Deaths from infectious diseases have declined markedly in the United States since the adoption of public health programs, improvements in sanitation and the practice of good hygiene. Prior to that, there was a time when society did not understand the significance of poor hygiene. Even surgeons failed to scrub or wash their hands prior to surgery.
But today, it’s common knowledge that poor hygiene makes you more susceptible to disease. And over the last few decades, scientific research has educated us on all the important ways we can protect and maintain our health. Although infectious disease is on the decline, chronic disease – or diseases of sedentarism, poor nutrition and stress now contribute to the leading causes of death.
Today, one of the newest frontiers in health is spinal hygiene, and slowly, people are starting to realize its importance. Spinal hygiene is a set of practices designed to care for one of the most important structures of your body – your spine.
The spine is the protective housing for the nervous system, which controls every function in the human body. The brain and nervous system are constantly controlling every major organ system including the heart, lungs, digestive tract and immune cells. A damaged or misaligned spine can dramatically interfere with the signals constantly being sent through the nervous system, eventually resulting in bodily pain, decreased organ function and loss of many of the everyday functions we take for granted.
As important as spine hygiene may sound, 89% of the world’s population does not practice or think about maintaining proper alignment of their vertebrae. Rather, the majority of us wait for pain or serious disease before seeking care.
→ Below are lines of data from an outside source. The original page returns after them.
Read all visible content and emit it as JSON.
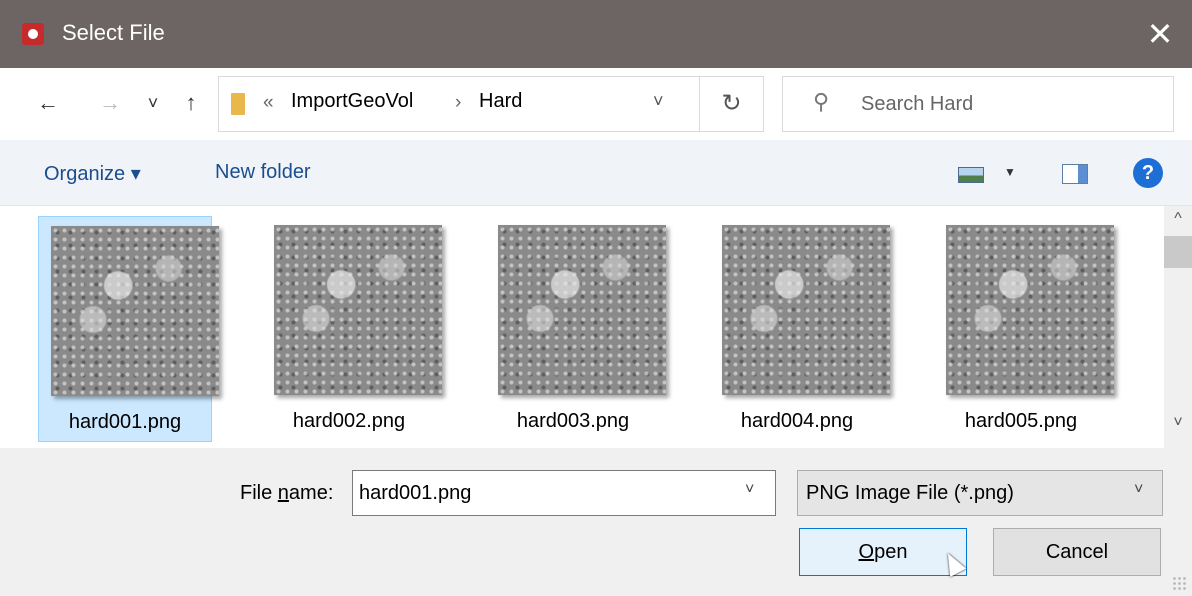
{
  "window": {
    "title": "Select File",
    "close_glyph": "✕"
  },
  "nav": {
    "back_glyph": "←",
    "forward_glyph": "→",
    "recent_glyph": "˅",
    "up_glyph": "↑",
    "breadcrumb": {
      "overflow_glyph": "«",
      "items": [
        "ImportGeoVol",
        "Hard"
      ],
      "separator": "›"
    },
    "address_dropdown_glyph": "˅",
    "refresh_glyph": "↻"
  },
  "search": {
    "placeholder": "Search Hard",
    "icon": "⚲"
  },
  "toolbar": {
    "organize_label": "Organize ▾",
    "new_folder_label": "New folder",
    "view_caret": "▼",
    "help_label": "?"
  },
  "files": [
    {
      "name": "hard001.png",
      "selected": true
    },
    {
      "name": "hard002.png",
      "selected": false
    },
    {
      "name": "hard003.png",
      "selected": false
    },
    {
      "name": "hard004.png",
      "selected": false
    },
    {
      "name": "hard005.png",
      "selected": false
    }
  ],
  "scroll": {
    "up_glyph": "^",
    "down_glyph": "˅"
  },
  "bottom": {
    "filename_label_pre": "File ",
    "filename_label_underlined": "n",
    "filename_label_post": "ame:",
    "filename_value": "hard001.png",
    "filetype_value": "PNG Image File (*.png)",
    "dropdown_glyph": "˅",
    "open_label_underlined": "O",
    "open_label_rest": "pen",
    "cancel_label": "Cancel"
  },
  "colors": {
    "titlebar": "#6d6563",
    "accent": "#0078d7",
    "selection": "#cce8ff",
    "command_bar": "#f0f4f9"
  },
  "icons": [
    "app-icon",
    "close-icon",
    "back-icon",
    "forward-icon",
    "recent-locations-icon",
    "up-icon",
    "folder-icon",
    "refresh-icon",
    "search-icon",
    "view-icon",
    "preview-pane-icon",
    "help-icon"
  ]
}
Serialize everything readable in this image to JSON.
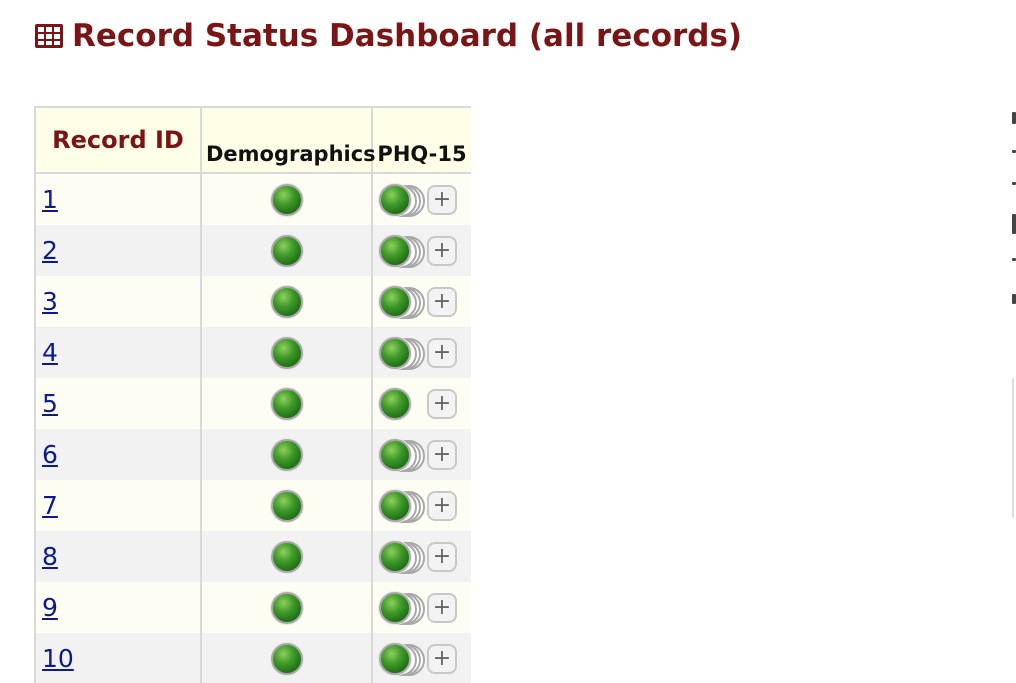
{
  "page": {
    "title": "Record Status Dashboard (all records)",
    "title_color": "#7b1414",
    "title_icon": "table-grid-icon"
  },
  "table": {
    "headers": {
      "record_id": "Record ID",
      "demographics": "Demographics",
      "phq15": "PHQ-15"
    },
    "header_bg": "#fffee6",
    "status_color": "#3f9a2a",
    "link_color": "#0b1a8c",
    "add_button_label": "+",
    "rows": [
      {
        "id": "1",
        "demographics_status": "complete",
        "phq15_status": "complete",
        "phq15_multiple_instances": true
      },
      {
        "id": "2",
        "demographics_status": "complete",
        "phq15_status": "complete",
        "phq15_multiple_instances": true
      },
      {
        "id": "3",
        "demographics_status": "complete",
        "phq15_status": "complete",
        "phq15_multiple_instances": true
      },
      {
        "id": "4",
        "demographics_status": "complete",
        "phq15_status": "complete",
        "phq15_multiple_instances": true
      },
      {
        "id": "5",
        "demographics_status": "complete",
        "phq15_status": "complete",
        "phq15_multiple_instances": false
      },
      {
        "id": "6",
        "demographics_status": "complete",
        "phq15_status": "complete",
        "phq15_multiple_instances": true
      },
      {
        "id": "7",
        "demographics_status": "complete",
        "phq15_status": "complete",
        "phq15_multiple_instances": true
      },
      {
        "id": "8",
        "demographics_status": "complete",
        "phq15_status": "complete",
        "phq15_multiple_instances": true
      },
      {
        "id": "9",
        "demographics_status": "complete",
        "phq15_status": "complete",
        "phq15_multiple_instances": true
      },
      {
        "id": "10",
        "demographics_status": "complete",
        "phq15_status": "complete",
        "phq15_multiple_instances": true
      }
    ]
  }
}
Chiropractic adjustments, as well as behavior modification and daily spine hygiene exercises help to protect the spine from injury through healthy living practices.
If you’re interested in life long health and well-being, consider incorporating daily movements that focus on balance, strength and flexibility of the spine.